▶ _Required work_
Each line of the listing that contains the word "Display" is to be copied.

START Records for processing

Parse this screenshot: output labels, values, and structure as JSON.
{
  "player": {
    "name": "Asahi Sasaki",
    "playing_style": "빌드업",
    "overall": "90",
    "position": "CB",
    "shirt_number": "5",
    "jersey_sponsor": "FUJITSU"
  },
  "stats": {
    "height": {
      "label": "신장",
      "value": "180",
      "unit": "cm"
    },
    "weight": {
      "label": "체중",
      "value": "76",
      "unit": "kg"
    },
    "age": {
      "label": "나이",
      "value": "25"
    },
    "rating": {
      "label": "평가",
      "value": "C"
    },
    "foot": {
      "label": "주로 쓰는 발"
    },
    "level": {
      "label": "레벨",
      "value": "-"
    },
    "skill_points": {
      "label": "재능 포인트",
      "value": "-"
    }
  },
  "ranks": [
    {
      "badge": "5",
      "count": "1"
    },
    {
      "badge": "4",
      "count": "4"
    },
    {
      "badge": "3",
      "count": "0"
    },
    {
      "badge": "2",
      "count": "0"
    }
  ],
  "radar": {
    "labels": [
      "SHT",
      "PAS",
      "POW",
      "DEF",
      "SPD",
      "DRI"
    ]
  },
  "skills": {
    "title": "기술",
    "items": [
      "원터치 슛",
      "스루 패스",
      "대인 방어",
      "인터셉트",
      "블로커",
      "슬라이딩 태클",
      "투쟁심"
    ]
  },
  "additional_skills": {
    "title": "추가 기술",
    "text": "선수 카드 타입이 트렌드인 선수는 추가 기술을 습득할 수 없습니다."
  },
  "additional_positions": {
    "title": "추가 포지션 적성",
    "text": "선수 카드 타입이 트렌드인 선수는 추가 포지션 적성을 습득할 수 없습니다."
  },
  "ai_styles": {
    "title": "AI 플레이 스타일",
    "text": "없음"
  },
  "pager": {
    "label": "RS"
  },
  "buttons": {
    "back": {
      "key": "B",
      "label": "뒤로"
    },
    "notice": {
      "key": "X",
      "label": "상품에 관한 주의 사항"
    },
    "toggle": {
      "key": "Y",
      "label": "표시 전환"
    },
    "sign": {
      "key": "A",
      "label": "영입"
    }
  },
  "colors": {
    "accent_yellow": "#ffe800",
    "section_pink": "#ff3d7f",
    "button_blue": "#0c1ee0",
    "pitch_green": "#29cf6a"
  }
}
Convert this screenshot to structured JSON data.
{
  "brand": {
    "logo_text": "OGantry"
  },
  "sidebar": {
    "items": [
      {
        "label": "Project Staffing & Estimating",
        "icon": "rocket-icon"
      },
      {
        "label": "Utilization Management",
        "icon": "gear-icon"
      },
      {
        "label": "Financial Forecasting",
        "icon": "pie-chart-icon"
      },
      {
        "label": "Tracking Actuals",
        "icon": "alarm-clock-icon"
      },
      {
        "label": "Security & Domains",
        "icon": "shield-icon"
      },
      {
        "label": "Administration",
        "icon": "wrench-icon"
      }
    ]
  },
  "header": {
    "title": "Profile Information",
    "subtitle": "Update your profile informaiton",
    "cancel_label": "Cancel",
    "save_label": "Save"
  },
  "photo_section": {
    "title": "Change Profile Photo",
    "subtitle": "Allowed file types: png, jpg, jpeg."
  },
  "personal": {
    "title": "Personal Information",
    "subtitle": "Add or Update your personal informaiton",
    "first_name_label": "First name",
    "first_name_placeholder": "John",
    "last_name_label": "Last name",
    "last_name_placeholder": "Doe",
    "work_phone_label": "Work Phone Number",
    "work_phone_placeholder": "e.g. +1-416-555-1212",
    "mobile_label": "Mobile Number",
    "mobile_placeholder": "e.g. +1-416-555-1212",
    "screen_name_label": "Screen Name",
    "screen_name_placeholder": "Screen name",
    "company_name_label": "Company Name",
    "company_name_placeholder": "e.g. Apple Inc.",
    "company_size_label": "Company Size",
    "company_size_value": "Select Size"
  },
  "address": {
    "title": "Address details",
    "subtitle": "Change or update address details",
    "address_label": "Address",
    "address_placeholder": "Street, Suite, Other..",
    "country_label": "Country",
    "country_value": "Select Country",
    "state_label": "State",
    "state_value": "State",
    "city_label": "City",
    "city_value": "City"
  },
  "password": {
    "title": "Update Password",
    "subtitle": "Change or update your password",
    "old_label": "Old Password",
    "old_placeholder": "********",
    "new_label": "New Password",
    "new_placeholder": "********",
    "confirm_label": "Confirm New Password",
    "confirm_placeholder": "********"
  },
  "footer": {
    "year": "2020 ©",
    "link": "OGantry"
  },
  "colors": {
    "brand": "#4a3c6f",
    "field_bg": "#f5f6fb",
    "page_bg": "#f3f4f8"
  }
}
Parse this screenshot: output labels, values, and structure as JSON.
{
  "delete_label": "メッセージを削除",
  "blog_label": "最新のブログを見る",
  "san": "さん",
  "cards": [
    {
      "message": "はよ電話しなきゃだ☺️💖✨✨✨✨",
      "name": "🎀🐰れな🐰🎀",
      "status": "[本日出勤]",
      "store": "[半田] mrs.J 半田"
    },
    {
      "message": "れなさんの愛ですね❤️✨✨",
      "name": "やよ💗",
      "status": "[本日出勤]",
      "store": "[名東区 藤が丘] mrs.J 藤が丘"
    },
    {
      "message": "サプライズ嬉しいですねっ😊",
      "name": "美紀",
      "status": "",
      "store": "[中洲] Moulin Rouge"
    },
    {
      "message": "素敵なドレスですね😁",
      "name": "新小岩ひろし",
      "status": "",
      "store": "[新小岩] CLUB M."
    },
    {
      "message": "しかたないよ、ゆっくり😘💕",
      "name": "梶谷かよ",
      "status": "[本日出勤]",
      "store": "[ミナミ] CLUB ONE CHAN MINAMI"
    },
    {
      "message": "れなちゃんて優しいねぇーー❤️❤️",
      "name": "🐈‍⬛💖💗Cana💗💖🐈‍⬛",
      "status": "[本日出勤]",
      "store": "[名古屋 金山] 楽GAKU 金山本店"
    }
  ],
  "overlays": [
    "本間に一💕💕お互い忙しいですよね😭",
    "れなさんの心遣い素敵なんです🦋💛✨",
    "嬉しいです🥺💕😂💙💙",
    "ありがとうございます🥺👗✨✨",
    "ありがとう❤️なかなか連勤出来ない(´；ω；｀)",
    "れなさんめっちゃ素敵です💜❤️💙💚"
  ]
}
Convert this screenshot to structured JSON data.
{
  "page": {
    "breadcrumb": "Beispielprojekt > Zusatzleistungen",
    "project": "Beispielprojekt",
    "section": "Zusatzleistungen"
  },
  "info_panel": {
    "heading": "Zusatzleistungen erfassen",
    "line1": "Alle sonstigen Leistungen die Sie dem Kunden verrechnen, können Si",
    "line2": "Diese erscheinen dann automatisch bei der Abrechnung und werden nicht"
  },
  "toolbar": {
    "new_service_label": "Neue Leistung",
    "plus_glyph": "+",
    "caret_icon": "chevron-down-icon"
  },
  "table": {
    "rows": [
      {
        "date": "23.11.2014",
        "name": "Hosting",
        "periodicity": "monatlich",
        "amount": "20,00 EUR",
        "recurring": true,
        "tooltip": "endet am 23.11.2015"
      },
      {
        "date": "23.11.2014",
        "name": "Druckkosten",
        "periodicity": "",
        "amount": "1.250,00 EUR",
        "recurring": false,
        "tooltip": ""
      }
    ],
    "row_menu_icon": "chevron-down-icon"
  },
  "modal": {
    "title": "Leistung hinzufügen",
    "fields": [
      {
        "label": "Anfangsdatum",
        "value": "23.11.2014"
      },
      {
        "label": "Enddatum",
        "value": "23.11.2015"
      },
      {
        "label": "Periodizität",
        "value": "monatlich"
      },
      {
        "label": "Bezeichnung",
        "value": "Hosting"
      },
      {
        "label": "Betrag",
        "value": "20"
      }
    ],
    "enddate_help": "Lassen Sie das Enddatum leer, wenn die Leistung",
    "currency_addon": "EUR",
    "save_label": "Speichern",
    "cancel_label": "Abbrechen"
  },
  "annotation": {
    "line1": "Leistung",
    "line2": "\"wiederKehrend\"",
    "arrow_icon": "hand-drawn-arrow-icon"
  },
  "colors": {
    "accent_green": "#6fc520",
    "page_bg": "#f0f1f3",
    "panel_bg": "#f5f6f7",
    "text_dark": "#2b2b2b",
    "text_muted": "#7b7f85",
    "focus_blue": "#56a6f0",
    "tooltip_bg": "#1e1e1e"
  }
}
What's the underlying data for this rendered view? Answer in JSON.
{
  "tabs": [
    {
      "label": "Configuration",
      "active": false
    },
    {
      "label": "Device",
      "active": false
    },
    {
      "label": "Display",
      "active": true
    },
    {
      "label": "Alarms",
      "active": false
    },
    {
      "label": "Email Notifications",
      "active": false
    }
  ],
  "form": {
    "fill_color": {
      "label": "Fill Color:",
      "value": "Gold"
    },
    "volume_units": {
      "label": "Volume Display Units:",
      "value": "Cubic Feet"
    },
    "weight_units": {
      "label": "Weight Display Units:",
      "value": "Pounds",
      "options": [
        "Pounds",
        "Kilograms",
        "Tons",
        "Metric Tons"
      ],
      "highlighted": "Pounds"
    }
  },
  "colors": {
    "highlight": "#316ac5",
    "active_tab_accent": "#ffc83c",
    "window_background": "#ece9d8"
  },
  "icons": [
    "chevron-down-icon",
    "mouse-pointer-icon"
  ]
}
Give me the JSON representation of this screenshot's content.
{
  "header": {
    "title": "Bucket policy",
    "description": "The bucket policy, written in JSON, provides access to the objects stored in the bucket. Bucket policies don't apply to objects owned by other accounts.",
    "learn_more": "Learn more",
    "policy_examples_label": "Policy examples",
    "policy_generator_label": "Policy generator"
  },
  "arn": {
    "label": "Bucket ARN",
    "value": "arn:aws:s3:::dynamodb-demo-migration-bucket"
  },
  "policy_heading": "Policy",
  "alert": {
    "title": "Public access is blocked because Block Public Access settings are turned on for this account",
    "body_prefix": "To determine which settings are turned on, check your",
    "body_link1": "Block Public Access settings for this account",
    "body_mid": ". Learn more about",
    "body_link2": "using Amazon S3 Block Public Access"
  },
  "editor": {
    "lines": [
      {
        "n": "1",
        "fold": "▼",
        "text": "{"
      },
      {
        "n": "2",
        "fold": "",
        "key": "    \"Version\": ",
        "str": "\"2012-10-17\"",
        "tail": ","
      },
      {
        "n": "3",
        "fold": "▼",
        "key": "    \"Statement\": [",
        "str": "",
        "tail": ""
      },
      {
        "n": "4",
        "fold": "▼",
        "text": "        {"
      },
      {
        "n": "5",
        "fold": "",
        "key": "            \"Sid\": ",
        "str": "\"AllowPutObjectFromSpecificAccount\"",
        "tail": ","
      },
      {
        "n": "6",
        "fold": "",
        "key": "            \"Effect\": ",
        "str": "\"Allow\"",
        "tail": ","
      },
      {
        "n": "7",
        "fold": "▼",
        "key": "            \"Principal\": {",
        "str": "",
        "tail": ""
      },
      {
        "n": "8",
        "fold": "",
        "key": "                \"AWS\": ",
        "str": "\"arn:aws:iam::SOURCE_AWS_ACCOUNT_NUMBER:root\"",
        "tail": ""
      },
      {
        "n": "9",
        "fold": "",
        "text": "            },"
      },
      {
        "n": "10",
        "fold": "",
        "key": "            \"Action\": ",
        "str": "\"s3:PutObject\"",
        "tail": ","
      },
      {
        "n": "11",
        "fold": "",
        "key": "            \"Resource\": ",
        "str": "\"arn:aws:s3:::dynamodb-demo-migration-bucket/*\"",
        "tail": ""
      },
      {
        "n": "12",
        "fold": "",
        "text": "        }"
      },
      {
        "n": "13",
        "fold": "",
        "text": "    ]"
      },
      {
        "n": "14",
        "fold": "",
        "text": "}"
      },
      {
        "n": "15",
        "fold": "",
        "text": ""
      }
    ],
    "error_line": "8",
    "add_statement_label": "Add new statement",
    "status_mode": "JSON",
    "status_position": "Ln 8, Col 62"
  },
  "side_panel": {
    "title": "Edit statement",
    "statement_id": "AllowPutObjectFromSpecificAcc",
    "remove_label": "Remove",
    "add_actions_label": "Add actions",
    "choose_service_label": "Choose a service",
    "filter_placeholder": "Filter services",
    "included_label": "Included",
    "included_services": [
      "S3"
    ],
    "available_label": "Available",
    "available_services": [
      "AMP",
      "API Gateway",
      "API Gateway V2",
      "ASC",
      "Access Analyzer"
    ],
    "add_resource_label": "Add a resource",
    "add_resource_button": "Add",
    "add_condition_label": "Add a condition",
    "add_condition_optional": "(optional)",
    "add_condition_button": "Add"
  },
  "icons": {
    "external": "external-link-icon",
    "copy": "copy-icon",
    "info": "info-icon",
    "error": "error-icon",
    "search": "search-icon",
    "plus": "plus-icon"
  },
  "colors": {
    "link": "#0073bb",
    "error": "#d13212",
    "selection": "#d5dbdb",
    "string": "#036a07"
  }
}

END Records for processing

▶ _Completed exercise_
      "label": "Display",
      "label": "Volume Display Units:",
      "label": "Weight Display Units:",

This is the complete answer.